Although it’s less mountainous than Rishiri, Rebun is another hiker’s paradise, and the brochures for the various courses thoughtfully provide estimated trekking times both for the nature-loving esthete (“enjoy the flowers and scenery”) and the fitness buff and/or philistine (“finish as quickly as possible”). One unmissably scenic hike goes from Shiretoko to the Momoiwa overlook, winding along above the sea through blossom-strewn meadows and lushly undulating hills. The butterflies seem to get bigger the higher you go, and there’s something delirious about their aerobatics, as if they realize how blessed they are to be living their brief lives in this flowery utopia. Sternly cautionary signs are posted along the way; according to Seiji Murayama, there used to be a problem with people stealing plants, but an aggressive campaign of education and thief-shaming has improved those statistics of late.

At the end of the Momoiwa Trail, you can sit on a stone bench and bask in your accomplishment (and the dazzling sea view) before you follow the sun-dappled Forest Path back to civilization. It’s a relatively easy walk, and the jungly surroundings have such a strong aura of medieval mystery that you half expect to spy a troll under every rickety wooden bridge.

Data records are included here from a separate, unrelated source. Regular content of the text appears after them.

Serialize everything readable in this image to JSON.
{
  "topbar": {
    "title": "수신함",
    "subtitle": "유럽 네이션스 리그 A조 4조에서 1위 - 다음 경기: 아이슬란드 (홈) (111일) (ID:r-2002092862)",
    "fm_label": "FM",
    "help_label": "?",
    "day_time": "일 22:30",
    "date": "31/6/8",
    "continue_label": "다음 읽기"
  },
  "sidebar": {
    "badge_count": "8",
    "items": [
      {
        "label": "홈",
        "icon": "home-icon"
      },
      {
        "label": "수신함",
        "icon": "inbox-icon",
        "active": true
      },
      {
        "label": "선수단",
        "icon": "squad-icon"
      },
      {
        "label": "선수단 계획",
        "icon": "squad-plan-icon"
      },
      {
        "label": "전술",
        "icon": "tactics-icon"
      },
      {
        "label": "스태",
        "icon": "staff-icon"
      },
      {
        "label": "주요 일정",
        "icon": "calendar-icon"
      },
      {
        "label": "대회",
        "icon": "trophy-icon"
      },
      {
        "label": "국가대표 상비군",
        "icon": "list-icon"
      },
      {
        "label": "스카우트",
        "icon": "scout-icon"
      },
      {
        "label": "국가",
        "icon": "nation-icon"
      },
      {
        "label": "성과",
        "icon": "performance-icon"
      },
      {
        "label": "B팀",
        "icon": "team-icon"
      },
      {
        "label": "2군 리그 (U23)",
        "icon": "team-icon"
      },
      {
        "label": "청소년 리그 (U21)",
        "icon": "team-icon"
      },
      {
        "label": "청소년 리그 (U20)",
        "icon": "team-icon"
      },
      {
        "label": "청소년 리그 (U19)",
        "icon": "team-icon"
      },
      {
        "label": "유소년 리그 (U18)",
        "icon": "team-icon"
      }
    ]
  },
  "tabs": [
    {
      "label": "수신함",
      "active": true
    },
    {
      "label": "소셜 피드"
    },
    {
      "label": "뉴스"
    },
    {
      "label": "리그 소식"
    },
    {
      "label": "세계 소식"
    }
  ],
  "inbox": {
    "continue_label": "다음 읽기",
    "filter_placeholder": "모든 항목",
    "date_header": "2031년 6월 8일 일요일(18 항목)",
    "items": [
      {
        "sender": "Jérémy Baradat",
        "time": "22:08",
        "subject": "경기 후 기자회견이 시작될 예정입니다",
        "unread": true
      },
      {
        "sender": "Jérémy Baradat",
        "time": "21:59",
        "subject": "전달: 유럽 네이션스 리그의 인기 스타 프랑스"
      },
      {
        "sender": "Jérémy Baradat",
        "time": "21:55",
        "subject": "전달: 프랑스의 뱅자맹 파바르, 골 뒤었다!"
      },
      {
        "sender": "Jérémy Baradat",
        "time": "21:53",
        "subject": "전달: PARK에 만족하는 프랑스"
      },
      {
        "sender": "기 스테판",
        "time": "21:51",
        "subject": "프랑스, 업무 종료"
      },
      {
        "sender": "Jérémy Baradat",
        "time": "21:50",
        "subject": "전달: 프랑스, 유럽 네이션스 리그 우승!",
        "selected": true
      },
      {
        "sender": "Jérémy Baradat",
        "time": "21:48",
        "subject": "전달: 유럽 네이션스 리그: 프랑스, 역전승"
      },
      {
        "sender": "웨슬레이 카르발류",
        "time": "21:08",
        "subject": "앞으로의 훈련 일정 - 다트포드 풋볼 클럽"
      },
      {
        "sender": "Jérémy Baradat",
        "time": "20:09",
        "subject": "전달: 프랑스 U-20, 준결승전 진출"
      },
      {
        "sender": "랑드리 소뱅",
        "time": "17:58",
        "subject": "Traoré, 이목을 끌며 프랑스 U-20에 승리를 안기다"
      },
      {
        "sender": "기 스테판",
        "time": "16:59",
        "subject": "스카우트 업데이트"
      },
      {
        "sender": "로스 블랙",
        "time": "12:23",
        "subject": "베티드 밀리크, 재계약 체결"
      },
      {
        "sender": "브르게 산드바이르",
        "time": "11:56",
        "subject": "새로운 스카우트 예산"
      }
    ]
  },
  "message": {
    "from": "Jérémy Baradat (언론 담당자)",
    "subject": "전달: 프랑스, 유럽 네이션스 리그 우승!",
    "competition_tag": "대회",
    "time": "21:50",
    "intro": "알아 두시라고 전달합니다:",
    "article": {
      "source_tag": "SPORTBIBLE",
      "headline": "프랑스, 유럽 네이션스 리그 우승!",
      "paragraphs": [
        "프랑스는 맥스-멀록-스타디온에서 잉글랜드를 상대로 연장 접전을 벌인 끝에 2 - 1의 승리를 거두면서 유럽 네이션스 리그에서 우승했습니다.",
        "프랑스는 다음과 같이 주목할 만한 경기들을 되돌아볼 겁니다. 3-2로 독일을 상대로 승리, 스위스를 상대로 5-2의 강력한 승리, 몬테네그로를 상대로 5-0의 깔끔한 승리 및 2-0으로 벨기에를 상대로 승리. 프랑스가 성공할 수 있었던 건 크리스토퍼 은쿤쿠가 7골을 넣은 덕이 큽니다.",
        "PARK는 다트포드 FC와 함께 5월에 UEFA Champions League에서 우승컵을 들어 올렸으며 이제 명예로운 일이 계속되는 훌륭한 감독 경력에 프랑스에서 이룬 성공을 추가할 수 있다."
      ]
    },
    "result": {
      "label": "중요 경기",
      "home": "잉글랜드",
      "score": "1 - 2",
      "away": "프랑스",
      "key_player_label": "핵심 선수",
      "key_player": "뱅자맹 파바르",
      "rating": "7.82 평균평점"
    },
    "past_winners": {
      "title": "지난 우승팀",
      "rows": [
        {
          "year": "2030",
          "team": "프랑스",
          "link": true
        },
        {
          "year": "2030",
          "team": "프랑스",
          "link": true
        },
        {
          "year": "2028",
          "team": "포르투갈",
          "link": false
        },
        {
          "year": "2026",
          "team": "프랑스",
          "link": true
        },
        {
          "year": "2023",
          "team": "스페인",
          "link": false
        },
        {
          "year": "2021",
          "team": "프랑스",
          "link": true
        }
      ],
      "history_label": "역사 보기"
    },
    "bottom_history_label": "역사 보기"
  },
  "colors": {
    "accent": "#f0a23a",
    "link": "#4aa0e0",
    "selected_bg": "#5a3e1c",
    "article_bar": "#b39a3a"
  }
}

Another day, another hike: this time to Cape Sukuton on the other side of Rebun, which is officially the northern­most point in Japan. On this breezy promon­tory, with Sakhalin in sight, clumps of wildflowers have sprung up around the railings, and the golden flush of day lilies suffuses a grassy hillock off to one side. There is something so pure about these perfectly crafted works of art; their only job, apart from photosynthesis and propagation, is to relish their brief time in the wind, the rain and the midnight sun. Our enjoyment is an accidental bonus. Lucky us. HH